AYER — On Tuesday, Oct. 19, the fourth and fifth grade classes at the Page Hilltop School went back in time with the assistance of Dr. Todd Rider of The Massachusetts Institute of Technology’s Lincoln Labs. Lincoln Labs is a federally funded research and development center chartered to apply advanced technology to problems of national security. The labs also do science outreach programs for grades K-12 at no cost to area schools.

Page-Hilltop guidance counselor Betsy Dolan arranged for Rider to visit the school and present a program on fossils to approximately 200 students.

“We are so happy to have Dr. Rider here at the school,” Dolan said. “The topics covered in this hands-on program are beneficial for the students and also tie into the MCAS frameworks.”

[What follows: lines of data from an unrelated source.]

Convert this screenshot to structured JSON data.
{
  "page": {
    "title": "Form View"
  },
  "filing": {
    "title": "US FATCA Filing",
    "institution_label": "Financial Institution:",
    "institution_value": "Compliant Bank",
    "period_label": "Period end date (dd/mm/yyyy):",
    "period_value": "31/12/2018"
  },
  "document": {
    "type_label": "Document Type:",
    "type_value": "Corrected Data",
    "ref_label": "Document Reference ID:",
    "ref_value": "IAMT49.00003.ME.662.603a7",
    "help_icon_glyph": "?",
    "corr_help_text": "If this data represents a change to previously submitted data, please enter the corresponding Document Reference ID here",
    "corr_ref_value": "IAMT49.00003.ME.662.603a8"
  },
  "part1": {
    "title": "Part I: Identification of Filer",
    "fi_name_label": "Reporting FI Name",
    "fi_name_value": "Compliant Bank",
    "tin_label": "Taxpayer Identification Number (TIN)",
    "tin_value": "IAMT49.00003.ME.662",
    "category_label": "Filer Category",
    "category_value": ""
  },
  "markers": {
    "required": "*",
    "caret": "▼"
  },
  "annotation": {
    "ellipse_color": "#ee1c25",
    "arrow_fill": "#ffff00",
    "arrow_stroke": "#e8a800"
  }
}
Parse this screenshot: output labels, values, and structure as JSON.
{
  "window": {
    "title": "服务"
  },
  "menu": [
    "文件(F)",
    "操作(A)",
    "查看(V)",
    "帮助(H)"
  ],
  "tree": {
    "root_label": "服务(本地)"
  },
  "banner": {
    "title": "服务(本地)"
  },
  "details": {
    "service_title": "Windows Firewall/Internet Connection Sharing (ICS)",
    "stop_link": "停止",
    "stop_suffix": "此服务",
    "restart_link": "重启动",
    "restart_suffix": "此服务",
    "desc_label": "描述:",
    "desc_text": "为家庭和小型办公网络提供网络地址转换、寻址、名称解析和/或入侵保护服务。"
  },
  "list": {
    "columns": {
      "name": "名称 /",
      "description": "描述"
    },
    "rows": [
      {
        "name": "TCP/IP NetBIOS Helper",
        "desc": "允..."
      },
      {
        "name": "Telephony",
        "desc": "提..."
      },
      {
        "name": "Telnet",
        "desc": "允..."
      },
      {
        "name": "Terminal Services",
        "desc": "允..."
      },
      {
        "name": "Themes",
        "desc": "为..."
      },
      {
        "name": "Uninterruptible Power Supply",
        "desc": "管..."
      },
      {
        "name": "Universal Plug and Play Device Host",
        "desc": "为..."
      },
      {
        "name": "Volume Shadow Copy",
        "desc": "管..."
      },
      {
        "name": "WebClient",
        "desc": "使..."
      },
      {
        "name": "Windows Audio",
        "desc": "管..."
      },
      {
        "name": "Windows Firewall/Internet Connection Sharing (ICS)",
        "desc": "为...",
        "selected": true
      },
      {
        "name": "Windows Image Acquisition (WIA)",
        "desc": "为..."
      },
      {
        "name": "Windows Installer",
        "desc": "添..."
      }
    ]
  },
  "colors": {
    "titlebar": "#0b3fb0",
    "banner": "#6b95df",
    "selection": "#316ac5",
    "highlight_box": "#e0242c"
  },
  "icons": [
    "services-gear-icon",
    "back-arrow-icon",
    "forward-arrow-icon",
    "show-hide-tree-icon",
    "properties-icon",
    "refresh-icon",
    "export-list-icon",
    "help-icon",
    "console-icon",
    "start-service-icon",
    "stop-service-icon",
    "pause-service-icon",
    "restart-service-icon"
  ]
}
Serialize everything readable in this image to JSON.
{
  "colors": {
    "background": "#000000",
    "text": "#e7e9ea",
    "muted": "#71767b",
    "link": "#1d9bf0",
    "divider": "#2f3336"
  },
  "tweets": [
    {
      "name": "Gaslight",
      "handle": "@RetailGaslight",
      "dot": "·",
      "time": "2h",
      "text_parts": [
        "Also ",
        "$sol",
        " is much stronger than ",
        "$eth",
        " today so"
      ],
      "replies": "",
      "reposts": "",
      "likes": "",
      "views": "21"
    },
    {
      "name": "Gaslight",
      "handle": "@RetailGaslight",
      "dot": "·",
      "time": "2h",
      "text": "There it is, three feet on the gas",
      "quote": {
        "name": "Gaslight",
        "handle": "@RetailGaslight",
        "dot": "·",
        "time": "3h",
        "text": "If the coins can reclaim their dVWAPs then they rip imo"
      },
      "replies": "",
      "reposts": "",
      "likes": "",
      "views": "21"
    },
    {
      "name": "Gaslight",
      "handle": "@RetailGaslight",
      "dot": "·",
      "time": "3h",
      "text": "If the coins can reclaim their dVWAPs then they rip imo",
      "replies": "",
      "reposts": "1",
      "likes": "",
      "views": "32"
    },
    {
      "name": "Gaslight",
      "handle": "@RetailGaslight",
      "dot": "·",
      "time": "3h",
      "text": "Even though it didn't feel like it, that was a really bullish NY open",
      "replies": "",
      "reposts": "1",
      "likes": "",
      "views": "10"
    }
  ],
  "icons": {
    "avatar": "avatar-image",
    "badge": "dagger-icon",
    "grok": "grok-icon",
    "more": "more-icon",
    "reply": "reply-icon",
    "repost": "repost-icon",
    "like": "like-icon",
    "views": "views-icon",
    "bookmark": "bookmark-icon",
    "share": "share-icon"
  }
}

Rider, who resides in Littleton, visits about 20 schools a year when he is not studying viruses at the lab. “A lot of schools aren’t equipment to provide hands-on experiences on this level for kids,” said Rider. “I love being able to expose children to different aspects of science and watch them be amazed and excited.”

Two classrooms at a time assembled in the Cultural Arts Room to learn from Rider. Students walked into the room as Huey Lewis and News’ Back in Time played over the sound system. Rider gave an overview of the geological eras — the Precambrian, the Paleozoic, the Mesozoic, and the Cenozoic. Then, different types of fossils were discussed and the students spent time working in small groups to identify a variety of real fossils.

“This is such a great opportunity for the students,” fifth-grade teacher Julie Tobin said. “In science right now they are studying classifying animals and this is a hands-on way to practice classifying. There are also connections in social studies — we are studying how humans followed Woolly mammoths across the Bering Straight into North America.”

Each student looked through magnifying glasses to identify fossils such as petrified wood, ammonite, shark teeth, dinosaur eggshells and insects.

“It was really fun,” fifth-grader Austin Schimke said. “I got to hold a piece of dinosaur poop. I think I should go wash my hands!”